When Hollywood scriptwriters come to pen the screenplay for the Tiger Woods biopic, the 2019 Masters will surely be the setting for the hero’s redemptive and climactic final scene.
Eleven years after winning his last Major, the man who still draws audiences to golf like nobody else achieved what just a few months ago seemed barely believable and won his 15th.
On a dramatic final day, Woods claimed a fifth Green Jacket and his first since 2005 by holding his nerve while a host of top-class rivals, including overnight leader Francesco Molinari, wavered.
Now that he has proven he can still win the biggest events at the age of 43 – and after a decade overshadowed by injury and off-course problems – Woods is back on the trail of Jack Nicklaus’s record 18 Majors.
Woods kept a lid on his emotions until holing the putt at 18 that completed a round of 70, saw him finish on a score of 13 under par and clinched a one-shot win over fellow Americans Dustin Johnson, Xander Schauffele and Brooks Koepka.
He raised both arms aloft with a visceral roar, matching the ferocity of the appreciation of the crowd, before seeking out his son, Charlie – not yet born when Woods won his previous Major, at the 2008 US Open – for a lingering embrace.
“When I tapped the putt in I was just looking for Charlie somewhere,” he said. “It’s come full circle. My dad was here in ‘97 [Tiger’s first Masters win] and now I’m the dad with my kids here.
“This would be up there as one of the hardest I’ve ever had to win because of what has transpired over the last few years. I couldn’t be more happy and excited.”
Molinari, who began the day with a two-shot lead, appeared intent on repeating his final round at last year’s Open, where he won a first Major with a flawless display featuring 16 pars and two birdies.
For most of the front nine it worked and the Italian even extended his advantage to three at the fifth hole.
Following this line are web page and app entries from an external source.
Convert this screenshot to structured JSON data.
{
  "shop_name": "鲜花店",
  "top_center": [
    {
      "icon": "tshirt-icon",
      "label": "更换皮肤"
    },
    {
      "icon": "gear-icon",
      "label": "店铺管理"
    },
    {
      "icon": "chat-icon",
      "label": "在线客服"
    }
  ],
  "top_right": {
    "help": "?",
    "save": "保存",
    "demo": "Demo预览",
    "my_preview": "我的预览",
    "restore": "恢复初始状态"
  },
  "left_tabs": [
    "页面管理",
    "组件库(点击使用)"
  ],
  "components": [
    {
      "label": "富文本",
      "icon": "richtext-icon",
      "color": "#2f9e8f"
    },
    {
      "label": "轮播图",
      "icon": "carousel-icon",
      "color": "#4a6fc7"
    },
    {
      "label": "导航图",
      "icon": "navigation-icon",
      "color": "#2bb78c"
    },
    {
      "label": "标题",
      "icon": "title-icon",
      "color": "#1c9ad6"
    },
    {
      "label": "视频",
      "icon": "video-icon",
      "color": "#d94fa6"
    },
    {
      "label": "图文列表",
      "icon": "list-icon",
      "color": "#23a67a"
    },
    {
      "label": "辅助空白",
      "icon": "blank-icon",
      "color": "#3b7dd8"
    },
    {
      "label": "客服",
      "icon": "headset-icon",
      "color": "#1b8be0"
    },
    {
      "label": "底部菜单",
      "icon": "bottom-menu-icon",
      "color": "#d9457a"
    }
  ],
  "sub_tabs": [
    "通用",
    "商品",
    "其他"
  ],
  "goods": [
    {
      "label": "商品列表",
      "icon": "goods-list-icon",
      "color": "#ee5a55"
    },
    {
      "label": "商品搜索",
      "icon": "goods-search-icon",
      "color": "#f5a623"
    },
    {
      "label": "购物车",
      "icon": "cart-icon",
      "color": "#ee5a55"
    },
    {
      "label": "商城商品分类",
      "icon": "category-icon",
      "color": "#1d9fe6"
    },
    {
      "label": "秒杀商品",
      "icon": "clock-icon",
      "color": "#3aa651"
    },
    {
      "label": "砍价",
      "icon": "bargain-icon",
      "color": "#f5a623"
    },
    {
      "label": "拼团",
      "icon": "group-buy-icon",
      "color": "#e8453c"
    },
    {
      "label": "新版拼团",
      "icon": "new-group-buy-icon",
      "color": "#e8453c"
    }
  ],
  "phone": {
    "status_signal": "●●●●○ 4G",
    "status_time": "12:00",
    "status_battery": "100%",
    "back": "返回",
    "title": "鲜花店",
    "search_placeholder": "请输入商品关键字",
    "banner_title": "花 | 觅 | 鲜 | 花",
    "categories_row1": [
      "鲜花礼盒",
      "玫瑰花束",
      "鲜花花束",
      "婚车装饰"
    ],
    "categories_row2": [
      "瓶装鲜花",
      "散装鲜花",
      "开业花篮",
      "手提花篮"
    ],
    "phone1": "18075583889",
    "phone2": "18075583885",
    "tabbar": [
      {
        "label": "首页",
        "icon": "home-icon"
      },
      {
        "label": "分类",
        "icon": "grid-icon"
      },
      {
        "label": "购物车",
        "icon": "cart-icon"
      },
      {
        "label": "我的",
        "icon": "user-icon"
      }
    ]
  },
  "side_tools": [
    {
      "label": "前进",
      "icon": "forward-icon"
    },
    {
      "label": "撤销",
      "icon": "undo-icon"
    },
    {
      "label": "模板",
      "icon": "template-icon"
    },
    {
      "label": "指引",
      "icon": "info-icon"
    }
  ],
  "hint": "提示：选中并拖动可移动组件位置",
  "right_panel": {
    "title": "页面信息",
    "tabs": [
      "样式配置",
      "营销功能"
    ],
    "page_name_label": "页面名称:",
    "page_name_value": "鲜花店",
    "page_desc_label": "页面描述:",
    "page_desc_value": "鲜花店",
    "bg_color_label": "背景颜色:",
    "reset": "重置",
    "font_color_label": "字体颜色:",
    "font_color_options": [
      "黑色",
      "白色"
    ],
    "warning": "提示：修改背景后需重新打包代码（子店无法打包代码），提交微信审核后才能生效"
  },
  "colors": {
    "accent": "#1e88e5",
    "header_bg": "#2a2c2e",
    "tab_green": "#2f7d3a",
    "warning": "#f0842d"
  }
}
After 10, he led Woods by two shots and looked to be in control.
That changed dramatically at 12, where he found water off the tee and made double bogey, slipping into a tie with Woods and Schauffele, who were soon joined by Johnson and Koepka.
Momentum swung irrevocably towards Woods at the 15th, where Molinari made another double bogey after finding water and Tiger birdied to go clear.
And when Woods landed his tee shot at the par-three 16th to within a few inches of the pin, a two-shot cushion that would see him through the final holes was a formality.
From being a two-horse race on the front nine, the contest was thrown wide open down the stretch, with Schauffele and Johnson surging into contention with four-under-par rounds of 68.
Three-time Major winner Koepka’s challenge was dented by a double bogey at 12 but he eagled 13 and birdied to stay in the chase.
Jason Day threatened with a 67 but had to settle for a share of fifth with Molinari, Tony Finau and Webb Simpson, while Jon Rahm (68) and Patrick Cantlay (68) were a shot further back.
Birdies at 13, 15 and 16 proved decisive for Woods, however, whose conviction seemed to grow with every hole of the back nine.
US Open next?
After flirting with victory at the Open last year, Woods returned to the winner’s circle at the Tour Championship in September, raising hopes that he could yet add to his 14 Majors.
Now that the 15th is in the bag, Nicklaus’s tally suddenly looks attainable. The next Major in the calendar, the US Open, is being held at Pebble Beach, where Woods won it in 2000 by a record margin of 15 shots.
The Hollywood ending may have been secured, but Woods may only just be getting started again.